Distance Learning

The 21st century brings a constantly expanding number of ways in which people around the world can access high quality American higher education. For example, more than 90 percent of all accredited U.S. colleges and universities with 10,000 or more students now offer distance education programs, where the students and instructor are not in the same place. With so many options, it can be difficult to find just the right distance learning program for your specific needs. It can also be a challenge to determine which options are legitimate.

Beware! Not all colleges, universities, and distance learning programs advertised online are accredited by one of the regional or national accrediting associations recognized by the U.S. Department of Education. When researching colleges and universities in the United States for both online and in-person studies, your first step should always be to verify accreditation. To check if a school is accredited by a recognized U.S. accrediting organization, go to the U.S. Department of Education’s Office of Postsecondary Education website and/or the Council for Higher Education Accreditation. For more information on accreditation, visiting our Finding the Right School page.

Beyond accreditation, there are many key questions that you will want to ask about a distance learning program, including method of delivery, cost, type of program, and if there are any residency requirements. International students taking full-time online programs are not eligible for a U.S. student visa. If short term attendance is required in the United States, then a student visit is required. EducationUSA’s helpful guide If You Want to Study in the United States (PDF 1 MB) earmarks a chapter for important information on Distance Education. Private resources such as Peterson’s and Get Educated can also be useful.

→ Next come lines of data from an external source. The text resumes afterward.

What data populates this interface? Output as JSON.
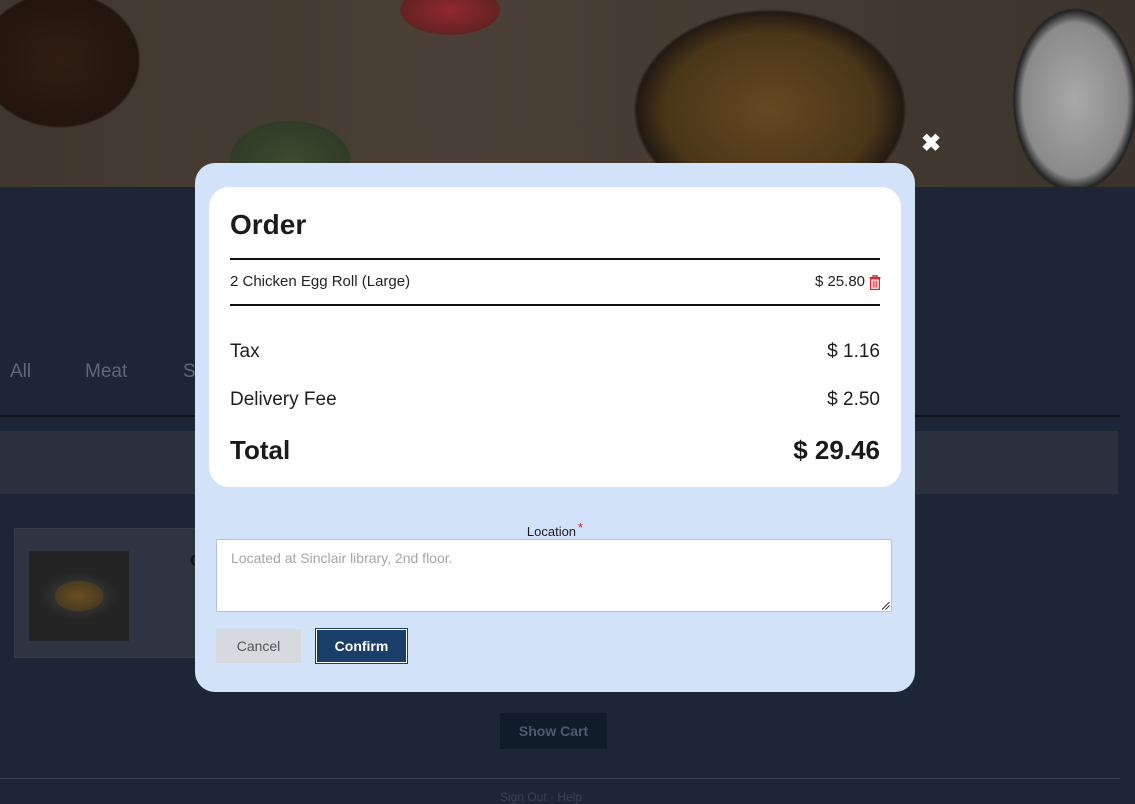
{
  "background": {
    "filters": [
      "All",
      "Meat",
      "S"
    ],
    "card_letter": "C",
    "show_cart_label": "Show Cart",
    "footer_text": "Sign Out · Help"
  },
  "modal": {
    "close_icon": "close-icon",
    "order": {
      "title": "Order",
      "items": [
        {
          "name": "2 Chicken Egg Roll (Large)",
          "price": "$ 25.80",
          "delete_icon": "trash-icon"
        }
      ],
      "tax_label": "Tax",
      "tax_value": "$ 1.16",
      "delivery_label": "Delivery Fee",
      "delivery_value": "$ 2.50",
      "total_label": "Total",
      "total_value": "$ 29.46"
    },
    "location": {
      "label": "Location",
      "required_mark": "*",
      "placeholder": "Located at Sinclair library, 2nd floor.",
      "value": ""
    },
    "buttons": {
      "cancel": "Cancel",
      "confirm": "Confirm"
    }
  },
  "colors": {
    "modal_bg": "#d2e2f8",
    "confirm_bg": "#1a3e6a",
    "trash": "#d8232a",
    "required": "#d8232a",
    "page_bg": "#1d2636"
  }
}
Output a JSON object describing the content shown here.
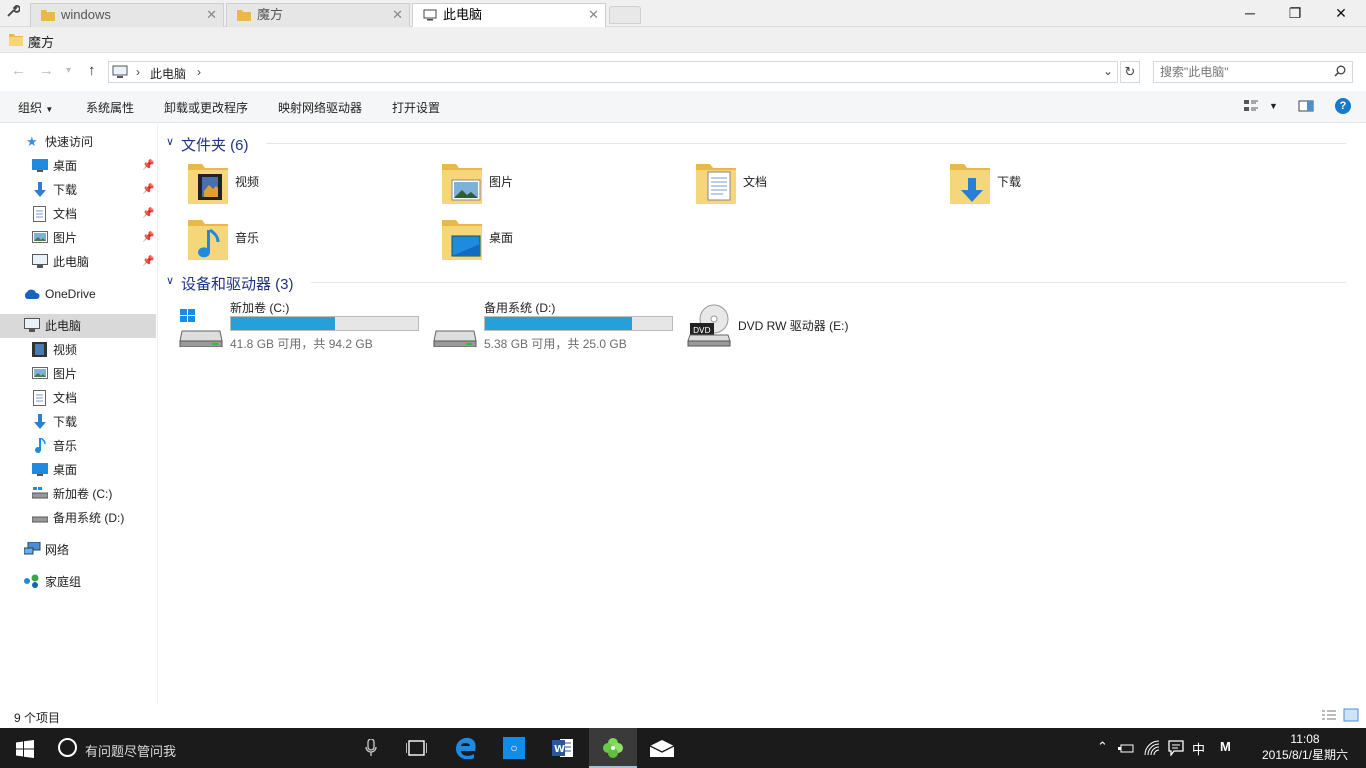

Finally, Dr. Amy Kirle Lezberg, an accreditation expert, gives some tips in her article, “What To Know Before Enrolling in Distance Education.” ©

  • Are there any residency requirements?
  • What other institutions offer similar programs and do they grant the same credential for similar work?
  • How does the variety of courses offered compare with similar on-site programs?
  • How are course materials made available to students?
  • What arrangements have been made for me to complete any required laboratory requirements?
  • Who designs and delivers the program (and if they are different, how is the delivery controlled)?
  • Where can the qualifications and current professional activity of the faculty be found in writing?
  • What arrangements are made to ensure faculty-student and student-student interaction?
  • What academic, linguistic, and technical skills does the institution require for students enrolling in this program?
  • What equipment must I have access to and how will the institution help me in any problems that arise concerning the interface between my equipment and their offerings?
  • What counseling, career, financial aid, or other non-classroom services are provided for distance education students?
  • Is there a student handbook for distance education students? If not, where are these issues addressed?
  • What is the process for filing complaints?
  • What is the institution’s refund policy if I should have to withdraw from this program?
  • How can I assure outsiders that the degree represents an assessment of my work rather than that of someone else?
  • Where is there official representation of faculty qualifications, the program’s course sequence and requirements, the nature of student/faculty interaction and assumptions about technical skills?
  • Double check that the university is accredited. And, just as importantly, is the accreditation body recognized by the Department of Education as a legitimate accrediting body?